“5G latency will be faster than human visual processing, making it possible to control devices remotely in near-real time,” technology giant Intel predicts
, adding that the “round-trip transmission of all data” under 5G will take “less than five milliseconds.”
Which businesses in your community will benefit? All of them, starting with health care, manufacturing, and retail, according to one mobile carrier
5G, paired with edge computing, will allow for greater opportunities to stream large diagnostic images in health care. It will also aid surgeons in their training and improve remote, telehealth opportunities.
In manufacturing, machine learning and the Industrial Internet of Things (IIoT) increase speed and streamline quality control efforts on the assembly line.
In retail, warehouse and instore processes including inventory could be automated. So could checkout lines. 5G will be a boost
to the deployment of radio-frequency identification (RFID) tags on merchandise.
Even other sectors, like energy, will take advantage, using drones and other unmanned aerial vehicles (UAVs) to inspect critical infrastructure. In finance, the pluses are obvious. How many of us use mobile banking?

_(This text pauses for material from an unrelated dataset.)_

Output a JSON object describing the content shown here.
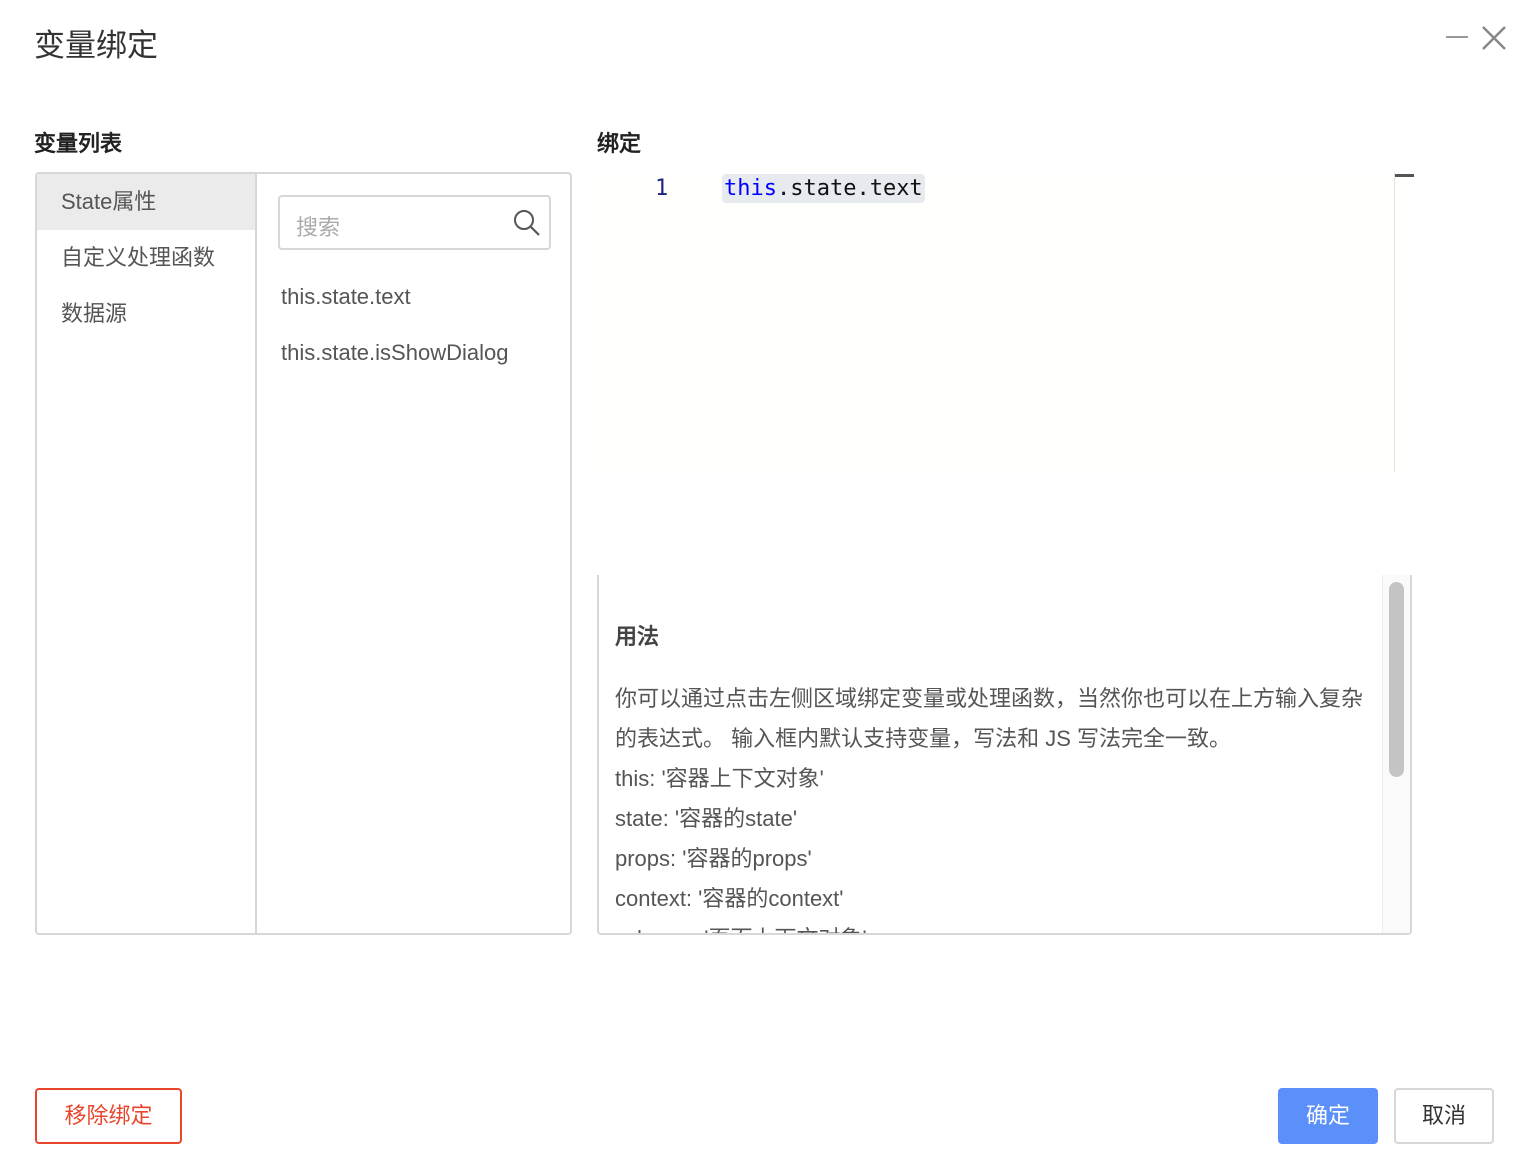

Any sector that uses that Internet—i.e., all—will win.
Why you need to take steps to expand your 5G network now.
How hot is the demand for 5G? A column
in Forbes likely described it best: Not even the recent COVID-19 pandemic could “stop its meteoric rise.”
The industry’s lone focus now is clear-cut: Do what it takes to expand 5G coverage and deliver on the promise of breakneck gigabit speed, lower latency, and unmatched capacity. However, coverage remains limited by a lack of needed infrastructure.
Telecom providers have powered into the 5G technology market supported by ASG’s ground-breaking data mining and management service.
Our company’s Deployed Fiber Data Services
has enabled some of the country’s largest telecom providers to optimize their infrastructure designs smarter, faster, and more accurately through pinpoint innovation, which has driven cost and resource efficiencies by reducing redundancies and maintenance costs.
If you are interested in capitalizing on 5G’s technological promises and expanding anywhere—urban, rural or rugged locations—without concern, let’s talk
We’ll give you that hard-to-find competitive advantage.